#### Records supplied ####
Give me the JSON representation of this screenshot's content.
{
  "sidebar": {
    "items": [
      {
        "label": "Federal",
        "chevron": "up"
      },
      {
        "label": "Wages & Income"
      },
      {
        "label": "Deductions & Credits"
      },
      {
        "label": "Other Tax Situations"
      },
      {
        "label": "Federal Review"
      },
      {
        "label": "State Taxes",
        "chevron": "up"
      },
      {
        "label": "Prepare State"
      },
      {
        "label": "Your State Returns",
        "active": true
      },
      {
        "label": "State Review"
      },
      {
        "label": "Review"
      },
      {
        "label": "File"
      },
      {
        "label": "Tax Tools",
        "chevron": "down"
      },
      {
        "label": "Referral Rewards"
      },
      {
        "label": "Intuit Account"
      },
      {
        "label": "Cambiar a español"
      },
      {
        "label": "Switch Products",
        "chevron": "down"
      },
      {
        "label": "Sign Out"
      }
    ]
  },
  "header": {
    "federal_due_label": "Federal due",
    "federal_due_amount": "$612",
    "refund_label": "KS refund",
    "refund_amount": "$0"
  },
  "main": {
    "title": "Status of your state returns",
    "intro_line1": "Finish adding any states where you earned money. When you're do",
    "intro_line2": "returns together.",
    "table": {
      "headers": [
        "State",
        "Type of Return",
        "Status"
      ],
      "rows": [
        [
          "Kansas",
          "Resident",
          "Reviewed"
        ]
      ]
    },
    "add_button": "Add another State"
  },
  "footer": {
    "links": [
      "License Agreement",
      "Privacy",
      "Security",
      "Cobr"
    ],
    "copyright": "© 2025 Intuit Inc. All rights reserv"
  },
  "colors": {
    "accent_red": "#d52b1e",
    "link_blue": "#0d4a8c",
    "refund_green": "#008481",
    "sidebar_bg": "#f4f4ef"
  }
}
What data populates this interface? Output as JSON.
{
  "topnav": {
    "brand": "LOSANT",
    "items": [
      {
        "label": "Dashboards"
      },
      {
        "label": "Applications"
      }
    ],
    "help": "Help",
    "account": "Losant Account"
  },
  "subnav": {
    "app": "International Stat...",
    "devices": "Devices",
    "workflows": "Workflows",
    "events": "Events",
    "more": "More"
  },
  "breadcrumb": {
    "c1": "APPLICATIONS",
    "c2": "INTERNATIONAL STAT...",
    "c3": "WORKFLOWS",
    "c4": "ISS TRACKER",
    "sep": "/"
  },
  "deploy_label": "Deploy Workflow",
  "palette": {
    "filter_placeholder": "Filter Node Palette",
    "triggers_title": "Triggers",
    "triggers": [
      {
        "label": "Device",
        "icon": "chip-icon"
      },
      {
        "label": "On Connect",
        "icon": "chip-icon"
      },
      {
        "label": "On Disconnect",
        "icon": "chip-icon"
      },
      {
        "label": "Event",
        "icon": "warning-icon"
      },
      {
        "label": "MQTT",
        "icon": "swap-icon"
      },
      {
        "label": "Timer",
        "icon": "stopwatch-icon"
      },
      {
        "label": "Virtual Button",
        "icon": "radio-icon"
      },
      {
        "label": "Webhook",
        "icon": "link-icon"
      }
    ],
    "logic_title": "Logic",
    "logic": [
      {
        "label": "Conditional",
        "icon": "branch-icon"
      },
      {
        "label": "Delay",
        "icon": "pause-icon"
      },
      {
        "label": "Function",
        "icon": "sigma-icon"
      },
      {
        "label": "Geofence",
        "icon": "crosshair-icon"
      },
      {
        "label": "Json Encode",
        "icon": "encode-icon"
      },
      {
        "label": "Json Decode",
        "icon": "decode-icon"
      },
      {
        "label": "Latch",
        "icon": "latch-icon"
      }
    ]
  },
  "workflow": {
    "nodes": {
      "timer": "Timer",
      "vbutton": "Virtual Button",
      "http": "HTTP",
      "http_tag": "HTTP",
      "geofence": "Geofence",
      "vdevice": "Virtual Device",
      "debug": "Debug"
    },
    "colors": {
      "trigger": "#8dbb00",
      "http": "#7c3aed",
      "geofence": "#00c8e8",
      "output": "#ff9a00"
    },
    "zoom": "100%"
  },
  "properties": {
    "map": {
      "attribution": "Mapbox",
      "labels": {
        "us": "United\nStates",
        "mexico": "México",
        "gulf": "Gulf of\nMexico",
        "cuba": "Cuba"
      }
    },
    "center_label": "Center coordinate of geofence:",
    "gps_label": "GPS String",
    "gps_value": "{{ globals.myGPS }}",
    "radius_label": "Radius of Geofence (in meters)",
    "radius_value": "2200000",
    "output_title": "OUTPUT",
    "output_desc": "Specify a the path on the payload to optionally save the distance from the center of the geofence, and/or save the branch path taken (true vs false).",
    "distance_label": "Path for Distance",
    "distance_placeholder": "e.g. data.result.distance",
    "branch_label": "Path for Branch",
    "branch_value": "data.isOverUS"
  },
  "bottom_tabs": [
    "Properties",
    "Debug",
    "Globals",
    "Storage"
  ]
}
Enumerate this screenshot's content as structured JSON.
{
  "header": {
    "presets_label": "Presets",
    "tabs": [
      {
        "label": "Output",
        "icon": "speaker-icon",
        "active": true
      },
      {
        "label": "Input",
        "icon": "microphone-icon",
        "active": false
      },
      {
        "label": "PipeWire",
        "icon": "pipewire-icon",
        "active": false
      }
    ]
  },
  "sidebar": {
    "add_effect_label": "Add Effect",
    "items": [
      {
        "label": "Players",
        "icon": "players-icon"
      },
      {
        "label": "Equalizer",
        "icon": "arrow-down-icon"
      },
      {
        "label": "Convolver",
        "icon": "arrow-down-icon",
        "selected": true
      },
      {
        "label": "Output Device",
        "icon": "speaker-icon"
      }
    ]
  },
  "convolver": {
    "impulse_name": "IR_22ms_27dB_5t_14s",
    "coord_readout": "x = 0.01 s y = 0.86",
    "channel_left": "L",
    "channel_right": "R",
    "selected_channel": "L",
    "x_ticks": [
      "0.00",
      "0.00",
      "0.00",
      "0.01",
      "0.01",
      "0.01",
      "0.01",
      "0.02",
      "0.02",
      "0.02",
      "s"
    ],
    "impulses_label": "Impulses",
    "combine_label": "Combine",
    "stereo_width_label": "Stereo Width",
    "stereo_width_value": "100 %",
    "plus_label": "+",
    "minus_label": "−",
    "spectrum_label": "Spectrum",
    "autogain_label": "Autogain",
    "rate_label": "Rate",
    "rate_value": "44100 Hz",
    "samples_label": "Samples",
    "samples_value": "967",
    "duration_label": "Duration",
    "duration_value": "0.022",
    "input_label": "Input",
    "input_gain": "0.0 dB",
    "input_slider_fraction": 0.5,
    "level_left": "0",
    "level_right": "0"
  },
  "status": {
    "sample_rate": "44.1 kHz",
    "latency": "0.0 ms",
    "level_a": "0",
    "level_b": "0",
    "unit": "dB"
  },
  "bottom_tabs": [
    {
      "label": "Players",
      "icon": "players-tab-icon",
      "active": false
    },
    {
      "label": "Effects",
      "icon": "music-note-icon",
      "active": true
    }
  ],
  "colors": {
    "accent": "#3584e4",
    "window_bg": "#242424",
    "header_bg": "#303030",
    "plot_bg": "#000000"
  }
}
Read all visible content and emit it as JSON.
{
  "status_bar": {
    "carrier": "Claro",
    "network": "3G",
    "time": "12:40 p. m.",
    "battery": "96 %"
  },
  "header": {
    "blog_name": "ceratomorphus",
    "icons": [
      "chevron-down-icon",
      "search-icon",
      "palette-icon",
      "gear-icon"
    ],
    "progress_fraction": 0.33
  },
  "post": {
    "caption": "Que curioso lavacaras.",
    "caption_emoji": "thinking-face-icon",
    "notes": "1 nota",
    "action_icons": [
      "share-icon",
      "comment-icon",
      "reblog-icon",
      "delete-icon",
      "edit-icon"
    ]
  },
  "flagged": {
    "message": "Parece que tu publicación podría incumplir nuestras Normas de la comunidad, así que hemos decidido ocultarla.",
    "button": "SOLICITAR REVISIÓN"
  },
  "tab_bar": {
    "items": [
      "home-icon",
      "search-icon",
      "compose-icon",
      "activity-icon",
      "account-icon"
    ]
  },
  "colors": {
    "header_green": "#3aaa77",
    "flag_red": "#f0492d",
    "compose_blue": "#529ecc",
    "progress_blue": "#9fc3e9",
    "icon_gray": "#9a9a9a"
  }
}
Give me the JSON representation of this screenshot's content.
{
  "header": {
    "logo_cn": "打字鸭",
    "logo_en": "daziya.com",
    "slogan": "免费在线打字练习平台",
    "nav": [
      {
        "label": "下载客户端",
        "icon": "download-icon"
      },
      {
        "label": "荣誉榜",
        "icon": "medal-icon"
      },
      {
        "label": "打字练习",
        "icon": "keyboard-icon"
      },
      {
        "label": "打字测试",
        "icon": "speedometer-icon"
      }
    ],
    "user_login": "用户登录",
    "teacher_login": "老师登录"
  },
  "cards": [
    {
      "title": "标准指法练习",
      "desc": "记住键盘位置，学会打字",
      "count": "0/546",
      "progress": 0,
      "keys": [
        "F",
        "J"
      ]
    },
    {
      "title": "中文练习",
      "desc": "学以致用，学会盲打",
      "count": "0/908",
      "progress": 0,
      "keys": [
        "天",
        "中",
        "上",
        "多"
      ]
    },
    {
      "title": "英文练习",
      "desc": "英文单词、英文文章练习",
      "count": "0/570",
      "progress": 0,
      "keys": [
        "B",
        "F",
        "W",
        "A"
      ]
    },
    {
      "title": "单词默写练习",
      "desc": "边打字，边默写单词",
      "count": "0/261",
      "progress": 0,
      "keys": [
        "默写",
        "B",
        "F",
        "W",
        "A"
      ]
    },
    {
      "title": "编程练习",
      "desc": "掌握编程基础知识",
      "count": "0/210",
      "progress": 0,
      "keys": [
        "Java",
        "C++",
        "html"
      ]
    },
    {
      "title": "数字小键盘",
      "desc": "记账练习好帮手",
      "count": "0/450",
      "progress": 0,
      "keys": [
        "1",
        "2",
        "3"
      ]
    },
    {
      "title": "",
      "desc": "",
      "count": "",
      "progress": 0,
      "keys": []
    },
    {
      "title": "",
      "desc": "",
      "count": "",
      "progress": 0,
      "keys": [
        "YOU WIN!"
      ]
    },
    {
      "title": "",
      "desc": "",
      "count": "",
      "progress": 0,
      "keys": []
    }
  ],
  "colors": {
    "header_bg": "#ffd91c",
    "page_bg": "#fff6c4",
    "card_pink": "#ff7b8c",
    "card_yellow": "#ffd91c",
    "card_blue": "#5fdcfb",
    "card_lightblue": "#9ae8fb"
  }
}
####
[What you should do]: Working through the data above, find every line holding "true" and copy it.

[Result for this task]:
        "active": true
    "output_desc": "Specify a the path on the payload to optionally save the distance from the center of the geofence, and/or save the branch path taken (true vs false).",
        "active": true
        "selected": true
      "active": true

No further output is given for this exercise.